PROBLEM DETAILS
Within the entries below, find every line that has the string "this", then copy it.

SUPPLIED INFORMATION

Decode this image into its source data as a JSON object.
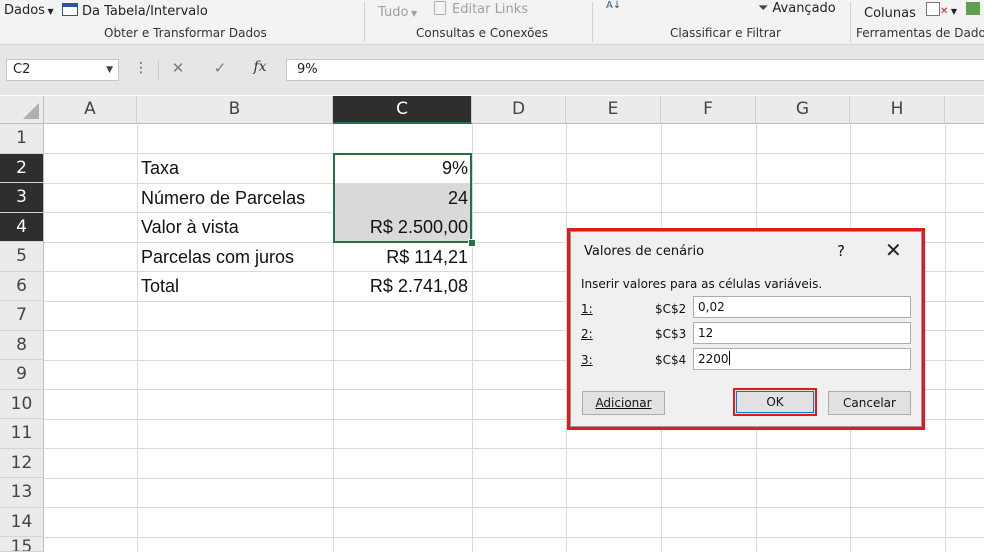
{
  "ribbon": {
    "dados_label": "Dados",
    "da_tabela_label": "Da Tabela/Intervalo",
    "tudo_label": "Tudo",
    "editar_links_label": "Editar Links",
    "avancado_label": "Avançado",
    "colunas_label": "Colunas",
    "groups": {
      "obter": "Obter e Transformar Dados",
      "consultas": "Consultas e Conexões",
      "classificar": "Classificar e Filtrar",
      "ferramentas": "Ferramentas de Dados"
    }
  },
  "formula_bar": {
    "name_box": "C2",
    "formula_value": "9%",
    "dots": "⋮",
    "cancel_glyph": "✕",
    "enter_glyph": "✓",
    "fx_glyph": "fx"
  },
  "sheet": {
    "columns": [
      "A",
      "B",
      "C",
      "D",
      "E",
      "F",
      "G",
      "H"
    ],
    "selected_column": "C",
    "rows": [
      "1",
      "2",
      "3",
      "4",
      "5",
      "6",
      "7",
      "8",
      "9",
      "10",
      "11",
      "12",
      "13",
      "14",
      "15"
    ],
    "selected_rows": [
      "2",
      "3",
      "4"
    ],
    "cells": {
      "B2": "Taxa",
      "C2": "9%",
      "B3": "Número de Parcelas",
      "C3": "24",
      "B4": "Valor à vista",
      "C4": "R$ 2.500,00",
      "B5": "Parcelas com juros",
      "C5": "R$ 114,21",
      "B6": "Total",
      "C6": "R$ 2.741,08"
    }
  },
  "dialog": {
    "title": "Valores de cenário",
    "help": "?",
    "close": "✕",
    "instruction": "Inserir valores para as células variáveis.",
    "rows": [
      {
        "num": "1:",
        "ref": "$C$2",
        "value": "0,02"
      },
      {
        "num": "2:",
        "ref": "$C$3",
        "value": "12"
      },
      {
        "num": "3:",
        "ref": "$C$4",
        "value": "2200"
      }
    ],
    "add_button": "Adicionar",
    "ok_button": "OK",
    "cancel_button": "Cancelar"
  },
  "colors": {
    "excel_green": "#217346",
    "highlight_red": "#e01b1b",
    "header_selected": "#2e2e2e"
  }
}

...

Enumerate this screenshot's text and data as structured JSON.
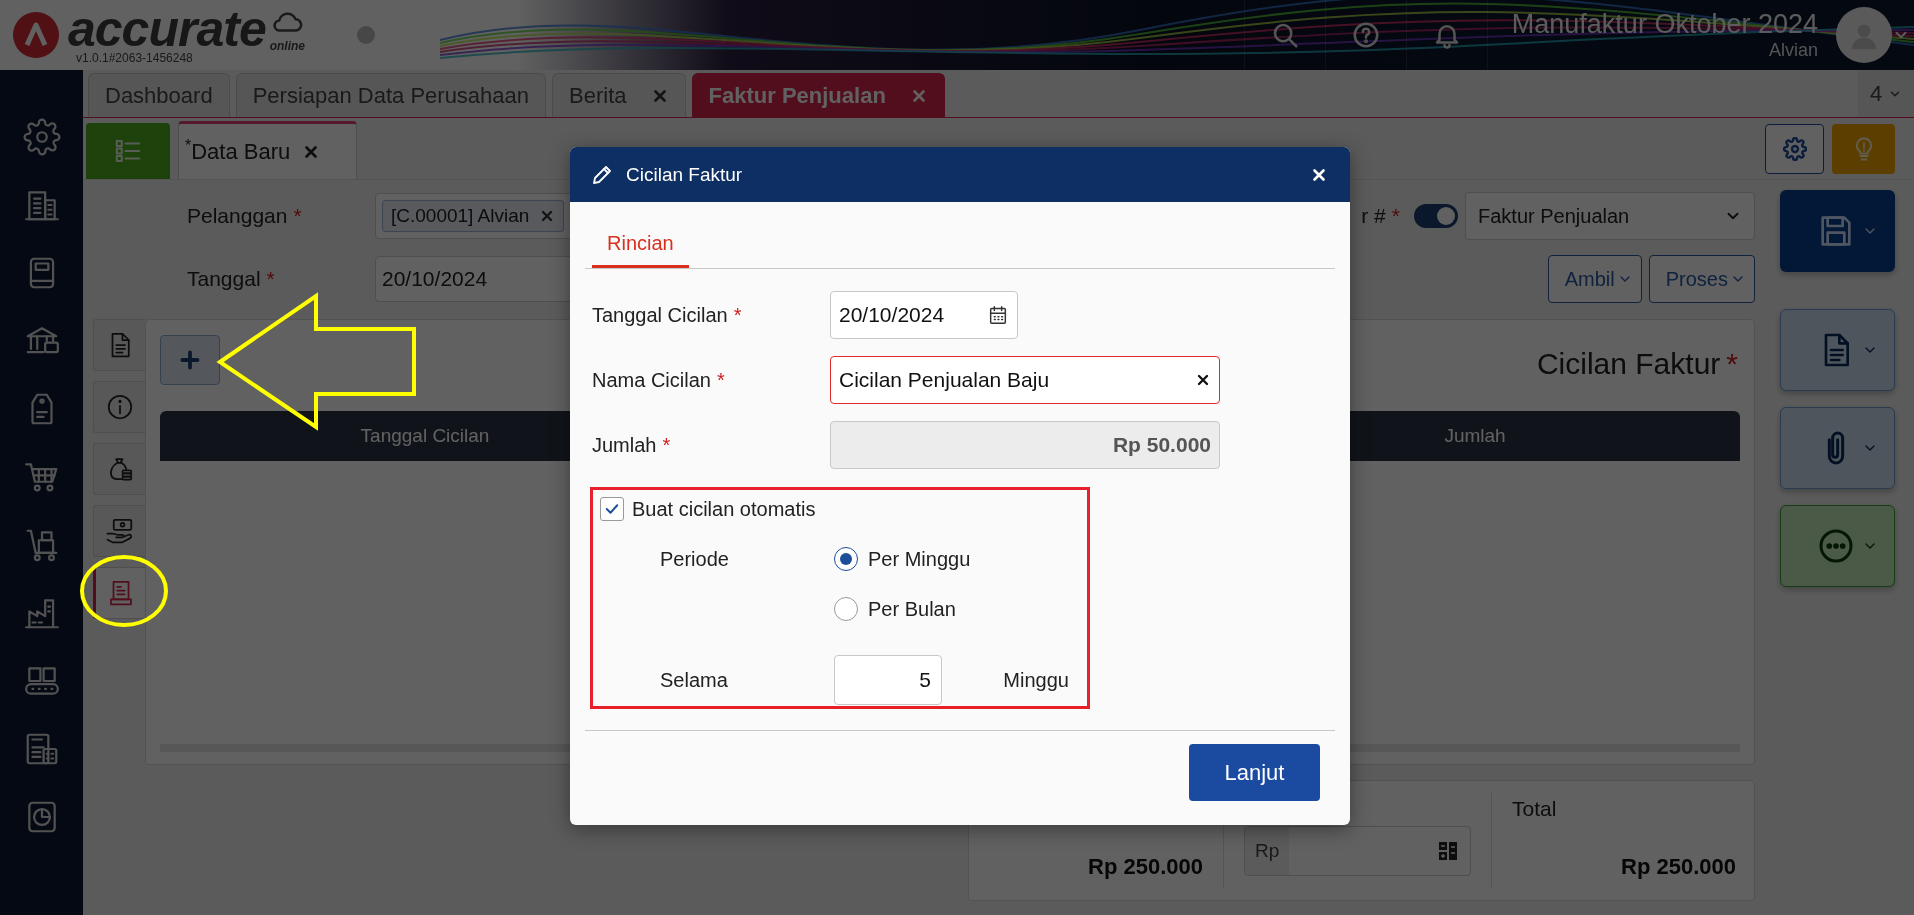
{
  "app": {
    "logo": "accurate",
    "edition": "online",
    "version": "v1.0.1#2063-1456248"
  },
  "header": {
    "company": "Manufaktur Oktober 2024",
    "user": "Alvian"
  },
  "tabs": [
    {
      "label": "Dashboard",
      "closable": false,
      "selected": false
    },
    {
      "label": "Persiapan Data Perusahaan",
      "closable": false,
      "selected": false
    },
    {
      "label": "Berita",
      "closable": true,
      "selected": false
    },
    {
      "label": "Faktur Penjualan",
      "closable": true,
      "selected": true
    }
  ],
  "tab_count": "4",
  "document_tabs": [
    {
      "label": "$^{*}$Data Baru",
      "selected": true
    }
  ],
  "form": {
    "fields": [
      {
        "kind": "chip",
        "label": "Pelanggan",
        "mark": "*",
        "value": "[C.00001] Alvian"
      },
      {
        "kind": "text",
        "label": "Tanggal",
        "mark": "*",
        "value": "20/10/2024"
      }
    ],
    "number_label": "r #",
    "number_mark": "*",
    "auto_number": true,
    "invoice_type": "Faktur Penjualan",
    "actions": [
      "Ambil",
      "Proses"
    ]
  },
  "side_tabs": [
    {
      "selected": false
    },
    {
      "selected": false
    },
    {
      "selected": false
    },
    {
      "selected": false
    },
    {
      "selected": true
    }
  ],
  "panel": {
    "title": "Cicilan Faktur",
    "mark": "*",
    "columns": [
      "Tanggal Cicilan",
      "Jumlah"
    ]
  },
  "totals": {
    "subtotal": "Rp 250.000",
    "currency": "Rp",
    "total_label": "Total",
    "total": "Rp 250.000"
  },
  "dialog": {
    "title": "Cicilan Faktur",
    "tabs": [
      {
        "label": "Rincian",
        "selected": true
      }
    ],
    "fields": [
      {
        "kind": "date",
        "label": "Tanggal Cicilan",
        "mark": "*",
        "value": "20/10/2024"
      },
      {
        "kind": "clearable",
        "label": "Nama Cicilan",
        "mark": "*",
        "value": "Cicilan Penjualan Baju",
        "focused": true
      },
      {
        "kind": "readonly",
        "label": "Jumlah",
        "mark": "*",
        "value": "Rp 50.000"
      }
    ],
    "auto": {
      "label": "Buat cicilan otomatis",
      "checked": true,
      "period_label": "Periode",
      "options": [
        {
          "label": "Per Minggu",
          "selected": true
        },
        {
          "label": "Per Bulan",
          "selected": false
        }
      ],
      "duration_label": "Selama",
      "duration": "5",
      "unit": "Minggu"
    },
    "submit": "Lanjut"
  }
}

TASK SOLUTION
Decode this image into its source data as a JSON object.
Enumerate this screenshot's text and data as structured JSON.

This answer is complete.